**Task to carry out**
Across the entries below, how many lines have the word "JSON" in them? Respond with only the number.

[Start of section]

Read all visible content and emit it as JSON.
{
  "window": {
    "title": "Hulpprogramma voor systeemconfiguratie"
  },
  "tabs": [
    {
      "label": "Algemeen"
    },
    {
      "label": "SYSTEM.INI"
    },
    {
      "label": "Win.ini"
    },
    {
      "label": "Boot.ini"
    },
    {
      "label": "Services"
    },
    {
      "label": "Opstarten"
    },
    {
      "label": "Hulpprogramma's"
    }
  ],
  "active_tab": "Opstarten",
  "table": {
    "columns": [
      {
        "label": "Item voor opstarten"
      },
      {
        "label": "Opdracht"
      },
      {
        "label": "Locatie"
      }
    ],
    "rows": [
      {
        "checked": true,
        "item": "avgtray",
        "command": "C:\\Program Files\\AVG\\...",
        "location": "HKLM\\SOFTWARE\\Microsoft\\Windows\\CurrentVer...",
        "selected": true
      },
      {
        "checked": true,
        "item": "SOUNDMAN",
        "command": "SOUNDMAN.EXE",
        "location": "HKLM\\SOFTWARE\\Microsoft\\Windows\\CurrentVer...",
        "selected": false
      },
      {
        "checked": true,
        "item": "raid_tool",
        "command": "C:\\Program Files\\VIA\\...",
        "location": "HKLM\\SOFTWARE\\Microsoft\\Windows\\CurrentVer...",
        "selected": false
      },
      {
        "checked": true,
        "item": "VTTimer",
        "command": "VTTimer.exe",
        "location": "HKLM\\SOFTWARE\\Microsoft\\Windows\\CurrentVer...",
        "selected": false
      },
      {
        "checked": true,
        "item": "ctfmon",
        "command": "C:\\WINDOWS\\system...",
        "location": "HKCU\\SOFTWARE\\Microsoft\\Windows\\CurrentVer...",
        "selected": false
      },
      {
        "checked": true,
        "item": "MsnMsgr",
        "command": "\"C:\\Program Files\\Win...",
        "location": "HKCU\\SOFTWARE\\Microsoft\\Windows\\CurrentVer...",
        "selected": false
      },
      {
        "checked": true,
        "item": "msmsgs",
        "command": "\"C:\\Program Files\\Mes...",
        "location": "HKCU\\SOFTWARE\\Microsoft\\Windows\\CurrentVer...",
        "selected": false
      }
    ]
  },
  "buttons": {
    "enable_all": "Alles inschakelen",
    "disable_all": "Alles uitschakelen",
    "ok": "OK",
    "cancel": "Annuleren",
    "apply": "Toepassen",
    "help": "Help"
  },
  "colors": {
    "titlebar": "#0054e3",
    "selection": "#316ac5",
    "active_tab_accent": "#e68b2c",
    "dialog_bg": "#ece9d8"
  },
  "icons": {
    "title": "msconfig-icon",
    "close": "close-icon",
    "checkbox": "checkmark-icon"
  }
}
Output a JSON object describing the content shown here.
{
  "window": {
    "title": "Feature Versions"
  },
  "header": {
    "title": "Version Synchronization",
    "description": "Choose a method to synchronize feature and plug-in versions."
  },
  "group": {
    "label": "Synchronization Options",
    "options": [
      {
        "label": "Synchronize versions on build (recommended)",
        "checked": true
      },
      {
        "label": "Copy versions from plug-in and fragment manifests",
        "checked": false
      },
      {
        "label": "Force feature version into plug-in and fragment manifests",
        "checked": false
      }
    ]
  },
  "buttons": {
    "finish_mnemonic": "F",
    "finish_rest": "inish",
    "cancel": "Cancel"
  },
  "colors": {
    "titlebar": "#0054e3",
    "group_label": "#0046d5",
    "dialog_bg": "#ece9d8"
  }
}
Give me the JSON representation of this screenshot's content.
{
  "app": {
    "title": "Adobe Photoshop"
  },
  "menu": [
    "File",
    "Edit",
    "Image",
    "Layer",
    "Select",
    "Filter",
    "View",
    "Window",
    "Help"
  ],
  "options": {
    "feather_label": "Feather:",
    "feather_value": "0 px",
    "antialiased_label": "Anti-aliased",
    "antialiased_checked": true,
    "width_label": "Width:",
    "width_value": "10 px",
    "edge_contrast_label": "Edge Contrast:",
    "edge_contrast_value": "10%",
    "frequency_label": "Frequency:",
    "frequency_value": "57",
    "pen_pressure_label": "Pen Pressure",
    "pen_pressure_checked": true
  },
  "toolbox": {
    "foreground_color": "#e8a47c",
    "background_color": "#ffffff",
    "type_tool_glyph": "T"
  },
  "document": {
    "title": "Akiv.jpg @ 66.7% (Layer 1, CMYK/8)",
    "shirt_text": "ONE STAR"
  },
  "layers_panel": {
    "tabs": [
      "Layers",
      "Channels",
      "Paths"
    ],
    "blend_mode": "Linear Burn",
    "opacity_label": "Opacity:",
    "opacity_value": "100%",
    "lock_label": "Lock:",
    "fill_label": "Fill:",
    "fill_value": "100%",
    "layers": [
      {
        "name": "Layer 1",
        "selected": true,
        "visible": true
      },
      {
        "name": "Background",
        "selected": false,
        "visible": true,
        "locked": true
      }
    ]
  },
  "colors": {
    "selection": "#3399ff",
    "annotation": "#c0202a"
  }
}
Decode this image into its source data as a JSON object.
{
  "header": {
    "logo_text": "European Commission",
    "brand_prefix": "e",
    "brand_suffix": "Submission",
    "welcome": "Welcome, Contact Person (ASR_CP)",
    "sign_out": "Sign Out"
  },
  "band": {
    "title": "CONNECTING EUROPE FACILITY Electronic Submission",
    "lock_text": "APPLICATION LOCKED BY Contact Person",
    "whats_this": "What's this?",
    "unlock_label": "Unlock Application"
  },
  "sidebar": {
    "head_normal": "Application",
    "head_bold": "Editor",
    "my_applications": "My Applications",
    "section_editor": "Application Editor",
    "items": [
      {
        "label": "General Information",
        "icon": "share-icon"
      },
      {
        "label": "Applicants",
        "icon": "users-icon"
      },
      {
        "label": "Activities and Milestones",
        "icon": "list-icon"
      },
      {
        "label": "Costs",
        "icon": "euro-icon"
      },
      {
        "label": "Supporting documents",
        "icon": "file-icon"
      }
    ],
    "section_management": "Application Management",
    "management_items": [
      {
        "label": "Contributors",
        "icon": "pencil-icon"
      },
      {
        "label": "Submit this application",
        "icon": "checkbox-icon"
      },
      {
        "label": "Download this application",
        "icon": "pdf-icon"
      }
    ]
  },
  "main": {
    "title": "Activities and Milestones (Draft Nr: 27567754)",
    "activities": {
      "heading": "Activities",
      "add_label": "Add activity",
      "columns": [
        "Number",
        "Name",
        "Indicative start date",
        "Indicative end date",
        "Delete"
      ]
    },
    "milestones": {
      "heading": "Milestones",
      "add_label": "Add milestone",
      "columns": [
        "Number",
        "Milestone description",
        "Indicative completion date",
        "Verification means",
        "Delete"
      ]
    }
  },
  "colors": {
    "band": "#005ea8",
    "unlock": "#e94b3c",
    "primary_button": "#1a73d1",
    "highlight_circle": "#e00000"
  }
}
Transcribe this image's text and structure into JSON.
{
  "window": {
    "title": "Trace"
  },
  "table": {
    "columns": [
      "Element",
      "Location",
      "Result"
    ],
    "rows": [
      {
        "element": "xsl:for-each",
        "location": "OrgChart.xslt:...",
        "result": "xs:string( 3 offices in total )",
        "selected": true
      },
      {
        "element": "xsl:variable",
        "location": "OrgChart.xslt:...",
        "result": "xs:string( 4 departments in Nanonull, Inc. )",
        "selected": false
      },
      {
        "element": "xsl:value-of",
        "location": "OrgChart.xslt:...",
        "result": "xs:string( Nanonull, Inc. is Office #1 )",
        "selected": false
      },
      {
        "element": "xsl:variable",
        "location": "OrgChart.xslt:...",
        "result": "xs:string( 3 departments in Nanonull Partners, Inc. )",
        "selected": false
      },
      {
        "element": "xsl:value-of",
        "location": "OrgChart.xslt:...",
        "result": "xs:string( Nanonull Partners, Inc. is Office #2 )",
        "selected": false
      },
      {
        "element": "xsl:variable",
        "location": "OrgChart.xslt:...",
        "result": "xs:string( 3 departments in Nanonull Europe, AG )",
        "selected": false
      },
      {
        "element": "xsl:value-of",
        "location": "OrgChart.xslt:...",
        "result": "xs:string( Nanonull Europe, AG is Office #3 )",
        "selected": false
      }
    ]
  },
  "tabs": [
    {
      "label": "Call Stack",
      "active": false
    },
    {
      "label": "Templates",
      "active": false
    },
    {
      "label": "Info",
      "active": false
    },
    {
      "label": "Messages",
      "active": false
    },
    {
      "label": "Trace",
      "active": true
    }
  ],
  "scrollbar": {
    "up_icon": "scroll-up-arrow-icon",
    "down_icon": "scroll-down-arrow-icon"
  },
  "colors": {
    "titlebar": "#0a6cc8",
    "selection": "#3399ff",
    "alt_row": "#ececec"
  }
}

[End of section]

**Your solution**
5